◆ PROBLEM STATEMENT
Output each record below exactly, and include all of them.

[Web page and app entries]
=== Begin Enclosure ===

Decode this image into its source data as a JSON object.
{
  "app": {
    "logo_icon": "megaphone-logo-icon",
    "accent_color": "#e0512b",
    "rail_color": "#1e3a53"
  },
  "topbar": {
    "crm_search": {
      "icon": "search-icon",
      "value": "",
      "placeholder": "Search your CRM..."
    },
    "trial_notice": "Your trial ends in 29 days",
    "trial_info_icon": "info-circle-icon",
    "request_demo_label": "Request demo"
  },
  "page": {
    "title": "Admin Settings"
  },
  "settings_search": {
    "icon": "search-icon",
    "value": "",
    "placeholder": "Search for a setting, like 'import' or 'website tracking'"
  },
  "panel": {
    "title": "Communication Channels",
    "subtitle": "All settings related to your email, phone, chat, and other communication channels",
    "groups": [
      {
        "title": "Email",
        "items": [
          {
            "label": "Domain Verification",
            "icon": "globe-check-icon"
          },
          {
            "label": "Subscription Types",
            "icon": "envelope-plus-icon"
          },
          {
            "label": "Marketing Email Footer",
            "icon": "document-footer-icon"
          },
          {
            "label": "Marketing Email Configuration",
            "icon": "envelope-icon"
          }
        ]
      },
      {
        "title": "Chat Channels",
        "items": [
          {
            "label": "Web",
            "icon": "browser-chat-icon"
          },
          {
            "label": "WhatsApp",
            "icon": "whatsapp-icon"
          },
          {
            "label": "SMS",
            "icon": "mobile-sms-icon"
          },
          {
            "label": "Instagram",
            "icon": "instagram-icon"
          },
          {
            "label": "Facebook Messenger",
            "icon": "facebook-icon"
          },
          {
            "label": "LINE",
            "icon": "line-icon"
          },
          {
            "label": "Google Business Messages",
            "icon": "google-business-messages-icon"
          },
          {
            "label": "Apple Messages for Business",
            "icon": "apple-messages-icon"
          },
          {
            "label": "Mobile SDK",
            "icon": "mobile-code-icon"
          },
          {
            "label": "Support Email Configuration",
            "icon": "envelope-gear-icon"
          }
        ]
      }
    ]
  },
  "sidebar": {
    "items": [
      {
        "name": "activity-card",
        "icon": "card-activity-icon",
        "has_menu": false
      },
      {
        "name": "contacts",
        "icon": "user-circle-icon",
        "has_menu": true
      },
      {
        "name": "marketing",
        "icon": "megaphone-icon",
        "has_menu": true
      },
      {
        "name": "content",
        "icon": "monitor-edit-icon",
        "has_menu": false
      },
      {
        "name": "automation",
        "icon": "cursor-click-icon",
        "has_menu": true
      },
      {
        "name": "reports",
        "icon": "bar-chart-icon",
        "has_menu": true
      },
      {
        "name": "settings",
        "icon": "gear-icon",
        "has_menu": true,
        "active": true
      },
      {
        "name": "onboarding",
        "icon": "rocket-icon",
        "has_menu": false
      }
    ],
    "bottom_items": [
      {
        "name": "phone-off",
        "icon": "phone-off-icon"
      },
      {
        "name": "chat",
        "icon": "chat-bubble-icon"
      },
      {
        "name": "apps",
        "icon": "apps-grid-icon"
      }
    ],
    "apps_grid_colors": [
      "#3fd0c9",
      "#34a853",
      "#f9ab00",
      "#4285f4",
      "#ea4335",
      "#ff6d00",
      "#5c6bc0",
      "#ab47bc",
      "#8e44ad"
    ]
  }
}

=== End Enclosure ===

◆ ANSWER SECTION
Decode this image into its source data as a JSON object.
{
  "app": {
    "logo_icon": "megaphone-logo-icon",
    "accent_color": "#e0512b",
    "rail_color": "#1e3a53"
  },
  "topbar": {
    "crm_search": {
      "icon": "search-icon",
      "value": "",
      "placeholder": "Search your CRM..."
    },
    "trial_notice": "Your trial ends in 29 days",
    "trial_info_icon": "info-circle-icon",
    "request_demo_label": "Request demo"
  },
  "page": {
    "title": "Admin Settings"
  },
  "settings_search": {
    "icon": "search-icon",
    "value": "",
    "placeholder": "Search for a setting, like 'import' or 'website tracking'"
  },
  "panel": {
    "title": "Communication Channels",
    "subtitle": "All settings related to your email, phone, chat, and other communication channels",
    "groups": [
      {
        "title": "Email",
        "items": [
          {
            "label": "Domain Verification",
            "icon": "globe-check-icon"
          },
          {
            "label": "Subscription Types",
            "icon": "envelope-plus-icon"
          },
          {
            "label": "Marketing Email Footer",
            "icon": "document-footer-icon"
          },
          {
            "label": "Marketing Email Configuration",
            "icon": "envelope-icon"
          }
        ]
      },
      {
        "title": "Chat Channels",
        "items": [
          {
            "label": "Web",
            "icon": "browser-chat-icon"
          },
          {
            "label": "WhatsApp",
            "icon": "whatsapp-icon"
          },
          {
            "label": "SMS",
            "icon": "mobile-sms-icon"
          },
          {
            "label": "Instagram",
            "icon": "instagram-icon"
          },
          {
            "label": "Facebook Messenger",
            "icon": "facebook-icon"
          },
          {
            "label": "LINE",
            "icon": "line-icon"
          },
          {
            "label": "Google Business Messages",
            "icon": "google-business-messages-icon"
          },
          {
            "label": "Apple Messages for Business",
            "icon": "apple-messages-icon"
          },
          {
            "label": "Mobile SDK",
            "icon": "mobile-code-icon"
          },
          {
            "label": "Support Email Configuration",
            "icon": "envelope-gear-icon"
          }
        ]
      }
    ]
  },
  "sidebar": {
    "items": [
      {
        "name": "activity-card",
        "icon": "card-activity-icon",
        "has_menu": false
      },
      {
        "name": "contacts",
        "icon": "user-circle-icon",
        "has_menu": true
      },
      {
        "name": "marketing",
        "icon": "megaphone-icon",
        "has_menu": true
      },
      {
        "name": "content",
        "icon": "monitor-edit-icon",
        "has_menu": false
      },
      {
        "name": "automation",
        "icon": "cursor-click-icon",
        "has_menu": true
      },
      {
        "name": "reports",
        "icon": "bar-chart-icon",
        "has_menu": true
      },
      {
        "name": "settings",
        "icon": "gear-icon",
        "has_menu": true,
        "active": true
      },
      {
        "name": "onboarding",
        "icon": "rocket-icon",
        "has_menu": false
      }
    ],
    "bottom_items": [
      {
        "name": "phone-off",
        "icon": "phone-off-icon"
      },
      {
        "name": "chat",
        "icon": "chat-bubble-icon"
      },
      {
        "name": "apps",
        "icon": "apps-grid-icon"
      }
    ],
    "apps_grid_colors": [
      "#3fd0c9",
      "#34a853",
      "#f9ab00",
      "#4285f4",
      "#ea4335",
      "#ff6d00",
      "#5c6bc0",
      "#ab47bc",
      "#8e44ad"
    ]
  }
}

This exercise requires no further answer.